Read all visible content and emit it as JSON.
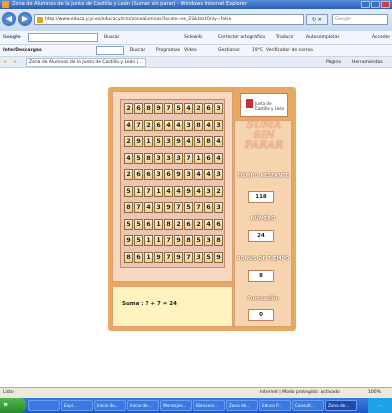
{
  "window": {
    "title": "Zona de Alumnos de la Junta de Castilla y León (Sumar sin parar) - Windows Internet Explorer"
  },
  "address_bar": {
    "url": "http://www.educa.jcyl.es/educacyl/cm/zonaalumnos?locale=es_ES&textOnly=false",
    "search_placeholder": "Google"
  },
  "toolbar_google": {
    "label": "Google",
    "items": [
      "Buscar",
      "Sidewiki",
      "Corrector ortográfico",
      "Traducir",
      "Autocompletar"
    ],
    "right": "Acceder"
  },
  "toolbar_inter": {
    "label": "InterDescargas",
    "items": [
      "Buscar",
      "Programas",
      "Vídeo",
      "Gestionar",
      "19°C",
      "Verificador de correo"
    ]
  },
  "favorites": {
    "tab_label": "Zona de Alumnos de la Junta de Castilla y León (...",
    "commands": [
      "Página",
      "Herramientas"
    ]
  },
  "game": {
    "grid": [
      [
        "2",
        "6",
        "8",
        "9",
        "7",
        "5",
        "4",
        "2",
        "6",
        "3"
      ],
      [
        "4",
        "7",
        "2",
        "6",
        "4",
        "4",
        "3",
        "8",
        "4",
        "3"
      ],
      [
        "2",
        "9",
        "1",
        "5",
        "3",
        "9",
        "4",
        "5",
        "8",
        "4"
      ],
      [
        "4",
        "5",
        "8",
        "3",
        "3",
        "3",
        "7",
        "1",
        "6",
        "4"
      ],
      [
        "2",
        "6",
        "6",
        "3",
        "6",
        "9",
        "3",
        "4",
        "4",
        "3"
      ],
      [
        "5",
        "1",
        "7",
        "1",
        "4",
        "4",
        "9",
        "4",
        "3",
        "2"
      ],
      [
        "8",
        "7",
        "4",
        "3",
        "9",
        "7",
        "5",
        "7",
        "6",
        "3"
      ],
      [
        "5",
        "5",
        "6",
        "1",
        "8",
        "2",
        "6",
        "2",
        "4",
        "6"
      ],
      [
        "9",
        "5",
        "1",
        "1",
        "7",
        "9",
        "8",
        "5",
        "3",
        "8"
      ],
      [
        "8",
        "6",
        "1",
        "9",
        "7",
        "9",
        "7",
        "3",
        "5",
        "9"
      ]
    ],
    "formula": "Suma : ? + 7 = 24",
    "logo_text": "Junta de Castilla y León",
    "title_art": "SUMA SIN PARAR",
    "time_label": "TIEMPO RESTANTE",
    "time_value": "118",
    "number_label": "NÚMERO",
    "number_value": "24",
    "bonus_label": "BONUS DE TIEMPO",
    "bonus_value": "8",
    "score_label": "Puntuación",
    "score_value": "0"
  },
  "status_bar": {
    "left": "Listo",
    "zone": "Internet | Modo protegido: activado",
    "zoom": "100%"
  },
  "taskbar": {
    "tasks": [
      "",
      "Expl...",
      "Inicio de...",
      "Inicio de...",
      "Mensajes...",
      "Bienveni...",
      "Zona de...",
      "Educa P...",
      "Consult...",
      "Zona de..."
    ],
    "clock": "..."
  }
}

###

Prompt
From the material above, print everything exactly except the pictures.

Task solution
Read all visible content and emit it as JSON.
{
  "window": {
    "title": "Zona de Alumnos de la Junta de Castilla y León (Sumar sin parar) - Windows Internet Explorer"
  },
  "address_bar": {
    "url": "http://www.educa.jcyl.es/educacyl/cm/zonaalumnos?locale=es_ES&textOnly=false",
    "search_placeholder": "Google"
  },
  "toolbar_google": {
    "label": "Google",
    "items": [
      "Buscar",
      "Sidewiki",
      "Corrector ortográfico",
      "Traducir",
      "Autocompletar"
    ],
    "right": "Acceder"
  },
  "toolbar_inter": {
    "label": "InterDescargas",
    "items": [
      "Buscar",
      "Programas",
      "Vídeo",
      "Gestionar",
      "19°C",
      "Verificador de correo"
    ]
  },
  "favorites": {
    "tab_label": "Zona de Alumnos de la Junta de Castilla y León (...",
    "commands": [
      "Página",
      "Herramientas"
    ]
  },
  "game": {
    "grid": [
      [
        "2",
        "6",
        "8",
        "9",
        "7",
        "5",
        "4",
        "2",
        "6",
        "3"
      ],
      [
        "4",
        "7",
        "2",
        "6",
        "4",
        "4",
        "3",
        "8",
        "4",
        "3"
      ],
      [
        "2",
        "9",
        "1",
        "5",
        "3",
        "9",
        "4",
        "5",
        "8",
        "4"
      ],
      [
        "4",
        "5",
        "8",
        "3",
        "3",
        "3",
        "7",
        "1",
        "6",
        "4"
      ],
      [
        "2",
        "6",
        "6",
        "3",
        "6",
        "9",
        "3",
        "4",
        "4",
        "3"
      ],
      [
        "5",
        "1",
        "7",
        "1",
        "4",
        "4",
        "9",
        "4",
        "3",
        "2"
      ],
      [
        "8",
        "7",
        "4",
        "3",
        "9",
        "7",
        "5",
        "7",
        "6",
        "3"
      ],
      [
        "5",
        "5",
        "6",
        "1",
        "8",
        "2",
        "6",
        "2",
        "4",
        "6"
      ],
      [
        "9",
        "5",
        "1",
        "1",
        "7",
        "9",
        "8",
        "5",
        "3",
        "8"
      ],
      [
        "8",
        "6",
        "1",
        "9",
        "7",
        "9",
        "7",
        "3",
        "5",
        "9"
      ]
    ],
    "formula": "Suma : ? + 7 = 24",
    "logo_text": "Junta de Castilla y León",
    "title_art": "SUMA SIN PARAR",
    "time_label": "TIEMPO RESTANTE",
    "time_value": "118",
    "number_label": "NÚMERO",
    "number_value": "24",
    "bonus_label": "BONUS DE TIEMPO",
    "bonus_value": "8",
    "score_label": "Puntuación",
    "score_value": "0"
  },
  "status_bar": {
    "left": "Listo",
    "zone": "Internet | Modo protegido: activado",
    "zoom": "100%"
  },
  "taskbar": {
    "tasks": [
      "",
      "Expl...",
      "Inicio de...",
      "Inicio de...",
      "Mensajes...",
      "Bienveni...",
      "Zona de...",
      "Educa P...",
      "Consult...",
      "Zona de..."
    ],
    "clock": "..."
  }
}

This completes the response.